When you first launch your photography business, you must juggle endless details. You need business cards, a photography website, and even a storefront. Plus, there are the gory details of marketing, accounting, and even registering your business with the state.
In the midst of all of this chaos, you must also set the prices for your photography services. If you are not sure about photography pricing, keep reading and we will cover the essentials you must know.
Understand Your Expenses
Before you even think about pricing, you must know some baseline operating costs. If you plan on leasing a business space, for example, you must estimate the costs for common expenses, such as:
- computer equipment/printers
Photographers must consider other costs, such as photo editing software licensing or software subscriptions. You must also estimate periodic camera equipment upgrades or replacements and any backdrops for the actual pictures.
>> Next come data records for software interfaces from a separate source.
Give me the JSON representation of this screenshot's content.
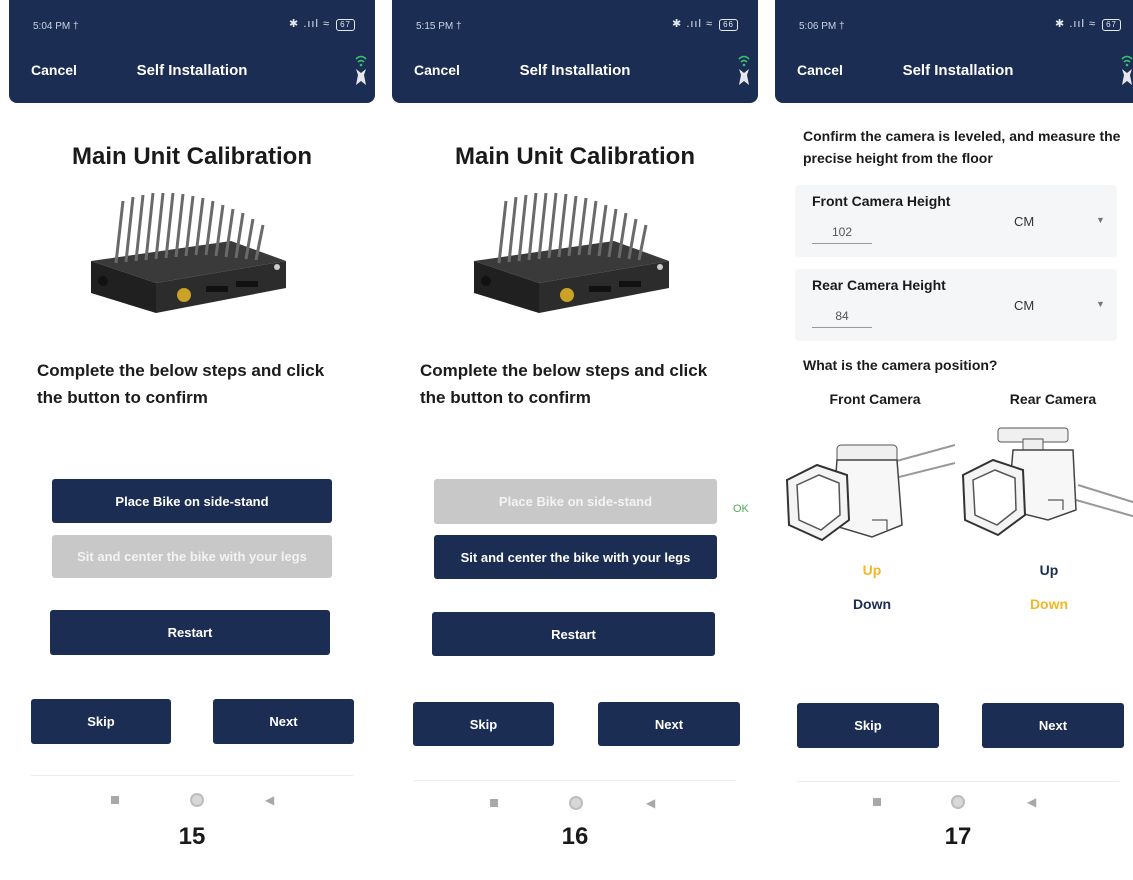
{
  "colors": {
    "navy": "#1b2d52",
    "disabled": "#c8c8c8",
    "ok_green": "#4caf50",
    "selected_yellow": "#f2b824"
  },
  "common": {
    "cancel": "Cancel",
    "title": "Self Installation",
    "main_heading": "Main Unit Calibration",
    "instruction": "Complete the below steps and click the button to confirm",
    "step1": "Place Bike on side-stand",
    "step2": "Sit and center the bike with your legs",
    "restart": "Restart",
    "skip": "Skip",
    "next": "Next",
    "status_icons": "✱ .ııl ≈",
    "nav_icons": [
      "stop-square-icon",
      "home-circle-icon",
      "back-triangle-icon"
    ]
  },
  "screens": [
    {
      "number": "15",
      "time": "5:04 PM †",
      "battery": "67",
      "step1_state": "active",
      "step2_state": "disabled"
    },
    {
      "number": "16",
      "time": "5:15 PM †",
      "battery": "66",
      "step1_state": "disabled",
      "step2_state": "active",
      "step1_result": "OK"
    },
    {
      "number": "17",
      "time": "5:06 PM †",
      "battery": "67",
      "confirm_text": "Confirm the camera is leveled, and measure the precise height from the floor",
      "front_height_label": "Front Camera Height",
      "front_height_value": "102",
      "front_unit": "CM",
      "rear_height_label": "Rear Camera Height",
      "rear_height_value": "84",
      "rear_unit": "CM",
      "position_question": "What is the camera position?",
      "front_camera_label": "Front Camera",
      "rear_camera_label": "Rear Camera",
      "up": "Up",
      "down": "Down",
      "front_selected": "Up",
      "rear_selected": "Down"
    }
  ]
}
Once you establish these costs, you estimate how much you must make per day or week to make a profit. For service pricing purposes, you should divide the daily operating costs by eight hours so you know what you must clear to pay your bills.
Consider the Value of Your Time
Entrepreneurs routinely dismiss their own time when considering what they should charge for their services or products. Yet, you have a finite amount of time at your disposal. If you want a life outside work, you must make enough to support that life.
One simple way you can solve this problem is with a salary.
Let’s say you want a $50,000 annual salary. Let’s assume a 40-hour week. Let’s also assume you will take two weeks off per year. That is $1000 a week or $25 an hour.
By pairing up that desired salary with your estimated operating costs, you can see how much you must make on average to keep the doors open and support yourself.
Many photographers use a combination of per service pricing and a bundled services model.
Per service pricing works exactly the way it sounds. You set a specific price or hourly rate for each photography service you offer.
The bundled services approach also functions in a fairly simple way. In most cases, you pair up two or three services and then offer a discount on your typical rate.
The key with both approaches is that you make sure you always clear enough to cover your salary and operating costs. That means your per service pricing will look something like this: hourly operating costs + hourly salary + ten percent.
That extra ten percent gives you some wiggle room for discounting bundled services without cutting into your salary.
Parting Thoughts on Photography Pricing
There is no absolute authority for photography pricing because the operating costs vary from one location to the next. Your desired salary will also change the equation.
The key takeaway is that you must set prices that will provide you with a living wage.
MorePhotos specializes in supporting photography businesses with a range of web-based services. For more information or to update your website today, contact MorePhotos today.
MorePhotos offers online solutions that include professional websites and a powerful e-commerce shopping cart. With our friendly and knowledgeable staff, we can assist you in creating an online presence that will attract traffic to your photography website.